There also is a climate connection with Joseph. As Neil Grungras pointed out to me, he predicts climate change and devises a plan to adapt. During each the 7 years of amazing crops, he stores 5% of the bumper crop. Then during the 7 very lean, dry, famine years, there is food for the people. Ah, but as Fr. Joao Gwann Xerri, who I met in Malta years ago, suggested, Joseph’s plan was effective but unjust. In order to get the food from pharaoh it cost the people dearly.
First Joseph gave out grain if the people paid for it with the money they had. When they ran out of money, he took all their livestock. Still the famine raged on. If they wanted food from Pharaoh’s emergency manager, they needed to pay for it. The people begged for relief.
Why should we and our land perish before your very eyes? Take us and our land in exchange for food, and we will become Pharaoh’s slaves and our land his property; only give us seed, that we may survive and not perish, and that our land may not turn into a waste.”
So Joseph acquired all the land of Egypt for Pharaoh. Each of the Egyptians sold his field, since the famine weighed heavily upon them. Thus the land passed over to Pharaoh, and the people were reduced to slavery, from one end of Egypt’s territory to the other. Genesis 47:19-21
Breaking this story down for us is my favorite character, Marvin Bloom. Listen to his telling of this important story. I think there might be a lesson for us today. (transcript below)
Hi, This is Marvin, Marvin Bloom, and this is your moment with Marvin
Have you ever seen the musical, Joseph and the Amazing Technicolor Dream Coat. I like the book version better, in the book of Genesis, in the Bible. It has more details and less singing.

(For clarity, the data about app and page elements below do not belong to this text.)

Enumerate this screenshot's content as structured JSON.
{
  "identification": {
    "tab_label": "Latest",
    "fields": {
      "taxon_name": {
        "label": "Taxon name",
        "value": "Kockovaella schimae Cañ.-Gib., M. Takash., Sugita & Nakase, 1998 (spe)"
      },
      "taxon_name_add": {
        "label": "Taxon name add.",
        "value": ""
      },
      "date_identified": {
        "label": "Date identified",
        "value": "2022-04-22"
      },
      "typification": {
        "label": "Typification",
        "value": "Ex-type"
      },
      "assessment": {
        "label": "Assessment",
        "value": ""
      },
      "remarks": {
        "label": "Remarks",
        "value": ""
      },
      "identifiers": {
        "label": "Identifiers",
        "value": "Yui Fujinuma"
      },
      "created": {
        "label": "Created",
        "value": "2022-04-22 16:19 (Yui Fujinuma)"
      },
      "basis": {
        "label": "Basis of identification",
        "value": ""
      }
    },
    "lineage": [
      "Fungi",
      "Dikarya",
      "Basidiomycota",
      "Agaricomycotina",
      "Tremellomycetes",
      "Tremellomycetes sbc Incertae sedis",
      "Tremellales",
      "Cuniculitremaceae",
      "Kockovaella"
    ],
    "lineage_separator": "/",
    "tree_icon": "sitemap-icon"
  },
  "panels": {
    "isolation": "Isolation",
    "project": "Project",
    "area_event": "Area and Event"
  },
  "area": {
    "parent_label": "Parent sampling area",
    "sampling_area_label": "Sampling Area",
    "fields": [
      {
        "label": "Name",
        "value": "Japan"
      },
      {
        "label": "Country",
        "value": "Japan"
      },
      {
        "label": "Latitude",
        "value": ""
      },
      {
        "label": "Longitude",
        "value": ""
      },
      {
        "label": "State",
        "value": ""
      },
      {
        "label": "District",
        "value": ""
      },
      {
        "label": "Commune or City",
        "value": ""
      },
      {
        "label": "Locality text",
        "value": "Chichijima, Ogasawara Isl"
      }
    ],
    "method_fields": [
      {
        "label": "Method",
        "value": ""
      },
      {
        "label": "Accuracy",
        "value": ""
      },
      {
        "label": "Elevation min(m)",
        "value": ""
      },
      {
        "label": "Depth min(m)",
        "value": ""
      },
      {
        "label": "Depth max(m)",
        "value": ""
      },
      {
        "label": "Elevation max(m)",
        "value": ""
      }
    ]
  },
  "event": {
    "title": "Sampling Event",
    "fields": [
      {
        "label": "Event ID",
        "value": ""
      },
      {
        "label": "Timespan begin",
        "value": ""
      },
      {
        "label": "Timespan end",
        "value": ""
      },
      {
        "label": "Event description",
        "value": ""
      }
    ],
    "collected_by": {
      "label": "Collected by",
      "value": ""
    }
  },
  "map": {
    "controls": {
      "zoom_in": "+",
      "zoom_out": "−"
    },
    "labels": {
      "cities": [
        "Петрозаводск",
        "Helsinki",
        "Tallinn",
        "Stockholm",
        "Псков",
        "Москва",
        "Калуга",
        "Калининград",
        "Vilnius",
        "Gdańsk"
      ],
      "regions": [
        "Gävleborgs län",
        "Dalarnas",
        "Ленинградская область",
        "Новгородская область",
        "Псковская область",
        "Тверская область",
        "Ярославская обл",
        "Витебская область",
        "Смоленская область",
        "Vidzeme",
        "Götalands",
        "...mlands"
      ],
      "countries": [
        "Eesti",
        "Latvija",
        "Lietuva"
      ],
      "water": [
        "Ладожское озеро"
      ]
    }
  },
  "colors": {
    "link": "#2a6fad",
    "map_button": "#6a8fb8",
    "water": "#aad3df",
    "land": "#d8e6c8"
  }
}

So Joseph is one of the youngest kids in a large blended family. His father Jacob, who changes his name to Israel has at least four sexual partners, I mean wives, I mean I don’t understand that lifestyle at all. Anyway there is a lot of tension in the family about inheritance rights; who’s gonna get all the stuff?

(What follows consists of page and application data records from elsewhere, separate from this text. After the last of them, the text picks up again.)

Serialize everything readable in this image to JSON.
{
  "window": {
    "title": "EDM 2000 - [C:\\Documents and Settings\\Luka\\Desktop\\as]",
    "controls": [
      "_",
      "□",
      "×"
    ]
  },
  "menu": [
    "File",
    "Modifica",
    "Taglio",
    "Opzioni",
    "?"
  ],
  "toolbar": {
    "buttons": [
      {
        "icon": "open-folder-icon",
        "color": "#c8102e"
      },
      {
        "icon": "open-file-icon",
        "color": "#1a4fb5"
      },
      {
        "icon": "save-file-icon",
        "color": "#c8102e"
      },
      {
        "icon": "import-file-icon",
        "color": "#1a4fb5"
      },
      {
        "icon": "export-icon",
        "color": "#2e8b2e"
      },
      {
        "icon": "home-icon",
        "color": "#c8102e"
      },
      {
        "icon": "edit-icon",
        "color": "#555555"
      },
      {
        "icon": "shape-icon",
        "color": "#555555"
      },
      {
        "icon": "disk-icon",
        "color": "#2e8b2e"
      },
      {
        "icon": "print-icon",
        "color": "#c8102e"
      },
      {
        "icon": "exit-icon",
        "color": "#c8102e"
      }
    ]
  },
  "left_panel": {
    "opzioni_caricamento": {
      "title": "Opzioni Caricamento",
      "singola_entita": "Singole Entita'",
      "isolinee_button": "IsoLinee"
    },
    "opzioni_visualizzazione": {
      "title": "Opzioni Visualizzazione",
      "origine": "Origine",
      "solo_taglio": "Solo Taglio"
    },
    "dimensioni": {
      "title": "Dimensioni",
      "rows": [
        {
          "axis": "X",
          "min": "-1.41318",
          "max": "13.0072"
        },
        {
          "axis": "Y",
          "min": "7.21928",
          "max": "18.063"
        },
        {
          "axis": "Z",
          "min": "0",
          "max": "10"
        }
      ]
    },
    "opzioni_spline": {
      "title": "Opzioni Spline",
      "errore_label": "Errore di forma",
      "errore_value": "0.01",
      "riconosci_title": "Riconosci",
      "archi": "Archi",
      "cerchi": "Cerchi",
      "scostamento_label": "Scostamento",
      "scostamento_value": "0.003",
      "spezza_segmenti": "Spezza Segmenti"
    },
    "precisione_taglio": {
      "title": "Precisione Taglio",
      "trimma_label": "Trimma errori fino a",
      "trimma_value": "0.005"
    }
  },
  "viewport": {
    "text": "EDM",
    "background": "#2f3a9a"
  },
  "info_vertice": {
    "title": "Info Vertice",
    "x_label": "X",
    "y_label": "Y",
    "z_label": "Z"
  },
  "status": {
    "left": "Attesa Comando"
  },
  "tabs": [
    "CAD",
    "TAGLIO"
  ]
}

Since Joesph is the favorite son, and a bit of a brat, his brothers get rid of him. They ship him off to Egypt where he becomes a slave. He then gets in trouble, does jail time and ultimately becomes 2nd in command of the whole kingdom. And then he saves his family from starvation.
And that is the part that is interesting to me—the climate part of it. You see Pharaoh was having weird dreams. They hauled Joseph out of prison to interpret them. It was his thing. He said there would be 7 years of amazing weather with huge harvests. Then he warned of 7 years afterwards of horrible drought, famine, and potential starvation. He predicted temporary climate change AND he came up with an adaptation plan.
He suggested that Pharaoh grow as much grain as possible and stash it away in storage for a rainy day, well, many days with no rain. Then when the people are hungry and needy, there is food for them. And it was a successful plan. Thefamine hit and Pharaoh had mountains of food to feed a starving nation.
It was an effective plan, but it was not a just plan. It wasn’t fair. There is no such thing as a free lunch. In order to get Pharaoh’s grain, people had to sell everything they had and give it to the ruler. This turned Pharaoh into the ultimate 1% leading to oppression and slavery.
So what lesson do I get from this? In coming up with solutions to address the physical needs of people in a time of climate change, we need to calculate how the plan affects people’s right. Because climate change is a human rights issue.
This is Marvin and this has been your moment with Marvin.